One girl, two lives: Debut novelist McStay explores the impact of a childhood accident.
When Fiona was 5, an accident burned her face and left her scarred. Always self-conscious about her scars, Fiona won't perform the songs she writes or tell crush Trent how she feels. At least she has her brother, Ryan, and best friend, Lucy. She undergoes an operation that heals her scars—but Fiona's insecurities remain even after starting college and falling for handsome Jackson. In a parallel storyline that alternates with Fiona’s chapter by chapter and month by month, Fi is physically unflawed, but there are cracks under the surface. She's a fierce lacrosse player, living for the dream of playing in college, even if it means barely having a relationship with her brother, Ryan, and pushing away Trent, her best friend, who wants to be more. But a horrible ankle injury takes away lacrosse, leaving Fi adrift until she falls in love with the sickly, optimistic Marcus. Readers accustomed to time-slip and parallel-universe fiction should control their expectations, as intersections between the storylines are fairly subtle. McStay plays out her “what if” scenario in two separate plots; as separate reads, Fiona's story is straightforward, while Fi's is more interesting yet less successfully executed.

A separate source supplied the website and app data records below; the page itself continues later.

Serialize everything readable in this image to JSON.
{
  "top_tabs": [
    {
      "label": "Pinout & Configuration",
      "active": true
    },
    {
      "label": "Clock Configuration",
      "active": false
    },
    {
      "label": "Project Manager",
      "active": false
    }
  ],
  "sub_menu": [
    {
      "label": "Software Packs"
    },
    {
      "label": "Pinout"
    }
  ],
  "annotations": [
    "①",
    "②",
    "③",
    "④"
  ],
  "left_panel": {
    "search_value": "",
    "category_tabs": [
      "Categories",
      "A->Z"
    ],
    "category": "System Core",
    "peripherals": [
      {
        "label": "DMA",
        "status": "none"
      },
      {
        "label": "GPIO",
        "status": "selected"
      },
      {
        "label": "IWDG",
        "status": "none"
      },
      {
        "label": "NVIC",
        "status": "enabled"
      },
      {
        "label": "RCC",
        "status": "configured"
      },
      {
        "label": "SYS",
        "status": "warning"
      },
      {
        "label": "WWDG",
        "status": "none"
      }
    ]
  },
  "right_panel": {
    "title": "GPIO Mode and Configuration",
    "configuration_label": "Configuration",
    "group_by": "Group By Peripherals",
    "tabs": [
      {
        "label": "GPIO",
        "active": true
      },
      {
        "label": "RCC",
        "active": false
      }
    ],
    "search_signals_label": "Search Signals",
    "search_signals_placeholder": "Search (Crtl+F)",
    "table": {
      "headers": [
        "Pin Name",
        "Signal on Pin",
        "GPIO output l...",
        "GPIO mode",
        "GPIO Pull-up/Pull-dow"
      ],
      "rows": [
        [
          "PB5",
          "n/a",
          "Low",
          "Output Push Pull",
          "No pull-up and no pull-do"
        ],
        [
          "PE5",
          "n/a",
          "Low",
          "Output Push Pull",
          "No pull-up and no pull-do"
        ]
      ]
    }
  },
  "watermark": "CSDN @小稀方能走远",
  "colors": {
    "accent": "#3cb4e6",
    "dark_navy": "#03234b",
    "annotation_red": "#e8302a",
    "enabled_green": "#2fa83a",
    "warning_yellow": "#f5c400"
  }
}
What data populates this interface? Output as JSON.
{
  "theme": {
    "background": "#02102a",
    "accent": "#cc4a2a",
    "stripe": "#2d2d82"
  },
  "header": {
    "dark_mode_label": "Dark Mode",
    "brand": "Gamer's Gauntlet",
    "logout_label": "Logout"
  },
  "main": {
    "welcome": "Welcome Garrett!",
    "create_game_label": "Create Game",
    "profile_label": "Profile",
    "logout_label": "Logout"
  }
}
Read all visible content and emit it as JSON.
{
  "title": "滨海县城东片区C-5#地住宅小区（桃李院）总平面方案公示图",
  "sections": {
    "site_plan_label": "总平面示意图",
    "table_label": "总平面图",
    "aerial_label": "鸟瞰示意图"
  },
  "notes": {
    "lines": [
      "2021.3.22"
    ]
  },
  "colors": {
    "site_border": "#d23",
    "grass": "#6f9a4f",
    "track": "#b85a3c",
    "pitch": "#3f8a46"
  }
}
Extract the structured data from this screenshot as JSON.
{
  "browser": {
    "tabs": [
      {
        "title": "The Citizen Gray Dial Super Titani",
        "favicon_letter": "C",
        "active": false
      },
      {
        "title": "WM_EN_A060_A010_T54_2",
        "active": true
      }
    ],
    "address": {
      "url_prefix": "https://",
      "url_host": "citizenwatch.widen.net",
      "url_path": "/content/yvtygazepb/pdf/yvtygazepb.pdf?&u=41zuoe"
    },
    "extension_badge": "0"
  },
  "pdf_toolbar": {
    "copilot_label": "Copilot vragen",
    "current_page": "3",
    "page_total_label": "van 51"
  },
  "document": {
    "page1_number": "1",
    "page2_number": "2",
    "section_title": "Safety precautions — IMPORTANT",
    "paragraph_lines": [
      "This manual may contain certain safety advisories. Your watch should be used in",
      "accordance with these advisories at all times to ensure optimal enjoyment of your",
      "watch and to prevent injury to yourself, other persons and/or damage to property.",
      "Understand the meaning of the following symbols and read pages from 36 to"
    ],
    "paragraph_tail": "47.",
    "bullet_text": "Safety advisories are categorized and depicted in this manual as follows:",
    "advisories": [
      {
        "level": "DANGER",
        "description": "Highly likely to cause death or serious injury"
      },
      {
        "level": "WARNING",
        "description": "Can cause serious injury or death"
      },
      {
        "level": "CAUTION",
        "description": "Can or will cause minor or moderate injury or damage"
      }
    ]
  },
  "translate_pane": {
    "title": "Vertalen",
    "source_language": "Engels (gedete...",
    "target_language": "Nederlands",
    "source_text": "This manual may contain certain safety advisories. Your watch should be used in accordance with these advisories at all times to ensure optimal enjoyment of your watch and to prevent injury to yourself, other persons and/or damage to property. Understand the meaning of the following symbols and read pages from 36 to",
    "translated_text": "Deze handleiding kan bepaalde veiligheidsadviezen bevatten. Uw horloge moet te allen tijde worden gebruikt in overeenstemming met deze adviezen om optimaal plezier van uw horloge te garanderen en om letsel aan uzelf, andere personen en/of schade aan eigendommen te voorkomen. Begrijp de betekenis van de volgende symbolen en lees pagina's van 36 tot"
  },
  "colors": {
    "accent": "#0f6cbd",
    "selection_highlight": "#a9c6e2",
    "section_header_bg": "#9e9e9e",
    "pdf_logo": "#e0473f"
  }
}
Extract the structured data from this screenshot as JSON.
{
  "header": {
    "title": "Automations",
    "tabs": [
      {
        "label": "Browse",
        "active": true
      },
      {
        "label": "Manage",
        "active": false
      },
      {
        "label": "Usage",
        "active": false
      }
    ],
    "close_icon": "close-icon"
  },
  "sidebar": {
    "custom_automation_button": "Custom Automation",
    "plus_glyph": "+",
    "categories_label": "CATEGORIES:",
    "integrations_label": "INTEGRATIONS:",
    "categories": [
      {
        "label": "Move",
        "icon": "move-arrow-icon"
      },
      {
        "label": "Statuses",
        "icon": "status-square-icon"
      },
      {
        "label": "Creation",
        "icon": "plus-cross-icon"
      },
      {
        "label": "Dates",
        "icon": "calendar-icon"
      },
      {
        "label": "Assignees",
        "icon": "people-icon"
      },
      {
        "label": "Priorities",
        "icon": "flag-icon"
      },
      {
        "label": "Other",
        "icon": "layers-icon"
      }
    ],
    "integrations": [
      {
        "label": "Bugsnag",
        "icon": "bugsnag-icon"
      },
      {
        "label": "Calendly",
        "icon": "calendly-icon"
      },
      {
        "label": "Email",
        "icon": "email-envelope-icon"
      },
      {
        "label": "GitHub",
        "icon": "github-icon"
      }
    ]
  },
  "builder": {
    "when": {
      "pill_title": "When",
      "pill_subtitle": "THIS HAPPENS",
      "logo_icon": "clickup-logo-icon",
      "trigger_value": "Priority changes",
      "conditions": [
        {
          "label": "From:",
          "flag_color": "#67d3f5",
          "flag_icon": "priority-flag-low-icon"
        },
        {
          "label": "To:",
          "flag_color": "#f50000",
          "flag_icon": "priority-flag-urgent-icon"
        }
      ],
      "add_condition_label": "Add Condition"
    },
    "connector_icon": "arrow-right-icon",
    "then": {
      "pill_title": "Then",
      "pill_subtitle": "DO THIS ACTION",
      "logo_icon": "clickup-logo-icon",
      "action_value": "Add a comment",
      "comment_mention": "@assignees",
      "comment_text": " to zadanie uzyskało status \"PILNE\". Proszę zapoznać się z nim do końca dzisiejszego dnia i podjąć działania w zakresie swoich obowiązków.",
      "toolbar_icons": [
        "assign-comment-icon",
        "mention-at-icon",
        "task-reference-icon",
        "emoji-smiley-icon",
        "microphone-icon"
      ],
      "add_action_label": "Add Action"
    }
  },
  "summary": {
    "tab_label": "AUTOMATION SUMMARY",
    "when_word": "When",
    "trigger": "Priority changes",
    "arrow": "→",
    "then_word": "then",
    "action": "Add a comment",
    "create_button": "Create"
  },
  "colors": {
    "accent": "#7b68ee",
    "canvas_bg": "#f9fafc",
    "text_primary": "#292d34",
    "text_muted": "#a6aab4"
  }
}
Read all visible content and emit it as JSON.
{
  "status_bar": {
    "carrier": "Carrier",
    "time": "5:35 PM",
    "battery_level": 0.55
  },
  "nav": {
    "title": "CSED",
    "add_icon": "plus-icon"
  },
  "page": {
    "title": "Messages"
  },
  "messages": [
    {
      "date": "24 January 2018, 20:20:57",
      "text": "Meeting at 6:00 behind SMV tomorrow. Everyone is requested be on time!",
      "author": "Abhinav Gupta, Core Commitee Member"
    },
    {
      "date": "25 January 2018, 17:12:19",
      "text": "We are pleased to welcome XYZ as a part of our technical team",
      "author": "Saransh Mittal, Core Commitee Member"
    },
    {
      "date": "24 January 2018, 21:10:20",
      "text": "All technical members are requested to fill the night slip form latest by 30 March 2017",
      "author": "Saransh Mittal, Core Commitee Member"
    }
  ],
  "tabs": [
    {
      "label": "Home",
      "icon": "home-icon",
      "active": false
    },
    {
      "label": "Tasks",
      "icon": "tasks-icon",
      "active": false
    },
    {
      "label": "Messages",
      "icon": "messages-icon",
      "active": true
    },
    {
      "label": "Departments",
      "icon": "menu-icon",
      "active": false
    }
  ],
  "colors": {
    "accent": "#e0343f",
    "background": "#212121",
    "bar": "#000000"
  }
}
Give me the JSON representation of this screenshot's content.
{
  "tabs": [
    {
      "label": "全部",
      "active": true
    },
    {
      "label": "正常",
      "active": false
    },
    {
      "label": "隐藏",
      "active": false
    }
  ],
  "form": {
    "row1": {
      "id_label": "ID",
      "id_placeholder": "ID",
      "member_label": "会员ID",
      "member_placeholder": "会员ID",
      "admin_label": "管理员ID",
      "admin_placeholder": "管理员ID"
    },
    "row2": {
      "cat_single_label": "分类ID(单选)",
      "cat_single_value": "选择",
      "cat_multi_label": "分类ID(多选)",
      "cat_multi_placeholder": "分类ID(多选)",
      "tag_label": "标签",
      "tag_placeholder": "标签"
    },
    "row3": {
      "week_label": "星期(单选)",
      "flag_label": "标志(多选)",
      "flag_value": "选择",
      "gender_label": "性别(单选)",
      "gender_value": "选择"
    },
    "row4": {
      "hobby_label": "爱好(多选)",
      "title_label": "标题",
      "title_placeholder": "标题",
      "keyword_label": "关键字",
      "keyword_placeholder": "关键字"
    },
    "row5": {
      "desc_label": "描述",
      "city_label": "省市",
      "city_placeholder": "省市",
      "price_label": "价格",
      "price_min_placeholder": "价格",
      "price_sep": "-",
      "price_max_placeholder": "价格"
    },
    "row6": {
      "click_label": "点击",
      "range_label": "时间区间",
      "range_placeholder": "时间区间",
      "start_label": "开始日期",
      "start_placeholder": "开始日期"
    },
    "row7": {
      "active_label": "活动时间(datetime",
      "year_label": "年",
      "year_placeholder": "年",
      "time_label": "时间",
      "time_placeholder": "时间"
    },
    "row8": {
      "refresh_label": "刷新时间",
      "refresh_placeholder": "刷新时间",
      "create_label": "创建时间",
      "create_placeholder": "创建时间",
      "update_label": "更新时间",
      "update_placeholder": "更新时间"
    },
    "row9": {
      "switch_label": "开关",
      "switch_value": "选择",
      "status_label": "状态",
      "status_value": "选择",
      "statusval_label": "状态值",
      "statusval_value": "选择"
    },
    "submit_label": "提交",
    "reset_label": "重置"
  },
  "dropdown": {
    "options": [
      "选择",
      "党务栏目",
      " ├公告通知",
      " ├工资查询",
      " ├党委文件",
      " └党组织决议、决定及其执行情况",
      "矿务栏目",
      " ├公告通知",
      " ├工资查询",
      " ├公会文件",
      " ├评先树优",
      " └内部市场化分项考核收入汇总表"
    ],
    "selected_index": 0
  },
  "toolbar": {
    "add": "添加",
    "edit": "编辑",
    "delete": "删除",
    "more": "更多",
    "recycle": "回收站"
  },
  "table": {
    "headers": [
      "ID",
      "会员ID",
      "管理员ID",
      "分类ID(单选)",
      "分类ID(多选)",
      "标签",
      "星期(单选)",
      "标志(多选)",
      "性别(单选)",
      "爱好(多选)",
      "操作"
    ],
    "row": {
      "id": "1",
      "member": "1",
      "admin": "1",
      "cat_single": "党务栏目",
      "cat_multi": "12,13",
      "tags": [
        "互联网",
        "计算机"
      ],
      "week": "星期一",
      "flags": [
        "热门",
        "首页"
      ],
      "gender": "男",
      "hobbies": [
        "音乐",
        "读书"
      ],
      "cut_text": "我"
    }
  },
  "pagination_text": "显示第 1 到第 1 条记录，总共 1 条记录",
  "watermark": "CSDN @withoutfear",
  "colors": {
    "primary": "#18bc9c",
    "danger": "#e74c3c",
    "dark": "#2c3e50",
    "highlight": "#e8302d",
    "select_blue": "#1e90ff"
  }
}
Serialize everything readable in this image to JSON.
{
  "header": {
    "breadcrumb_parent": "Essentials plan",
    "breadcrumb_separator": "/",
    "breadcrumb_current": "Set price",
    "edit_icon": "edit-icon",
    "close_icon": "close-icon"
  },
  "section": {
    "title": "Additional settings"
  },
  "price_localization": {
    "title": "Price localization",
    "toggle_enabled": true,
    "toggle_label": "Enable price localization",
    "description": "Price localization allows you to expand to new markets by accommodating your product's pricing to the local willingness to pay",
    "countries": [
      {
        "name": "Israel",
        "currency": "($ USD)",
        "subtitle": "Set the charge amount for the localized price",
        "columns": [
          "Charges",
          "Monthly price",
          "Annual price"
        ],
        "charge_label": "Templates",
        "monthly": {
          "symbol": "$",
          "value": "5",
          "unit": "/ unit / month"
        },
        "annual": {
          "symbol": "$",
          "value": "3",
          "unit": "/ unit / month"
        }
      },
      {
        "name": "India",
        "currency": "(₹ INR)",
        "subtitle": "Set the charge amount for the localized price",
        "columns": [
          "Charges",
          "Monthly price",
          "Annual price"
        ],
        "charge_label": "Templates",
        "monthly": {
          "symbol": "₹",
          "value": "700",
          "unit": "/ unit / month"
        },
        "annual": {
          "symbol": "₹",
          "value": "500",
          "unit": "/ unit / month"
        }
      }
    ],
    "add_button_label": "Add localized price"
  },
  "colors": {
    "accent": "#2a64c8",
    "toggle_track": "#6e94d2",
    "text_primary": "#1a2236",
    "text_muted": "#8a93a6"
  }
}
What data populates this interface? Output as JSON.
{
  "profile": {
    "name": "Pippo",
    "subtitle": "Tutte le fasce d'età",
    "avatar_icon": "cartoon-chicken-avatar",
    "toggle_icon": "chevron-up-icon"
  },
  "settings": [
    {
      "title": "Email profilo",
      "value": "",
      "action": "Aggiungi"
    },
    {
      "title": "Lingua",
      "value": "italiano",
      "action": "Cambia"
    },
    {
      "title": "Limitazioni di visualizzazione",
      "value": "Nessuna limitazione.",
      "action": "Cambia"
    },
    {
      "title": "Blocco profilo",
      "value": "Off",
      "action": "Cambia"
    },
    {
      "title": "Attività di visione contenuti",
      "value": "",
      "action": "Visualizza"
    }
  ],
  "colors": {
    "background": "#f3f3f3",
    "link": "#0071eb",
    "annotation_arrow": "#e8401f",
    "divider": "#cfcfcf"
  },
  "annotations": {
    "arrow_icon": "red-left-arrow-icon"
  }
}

As an experiment, the premise may intrigue more than the product, but readers who enter it on its own terms should find it satisfying. (Fiction. 14-18)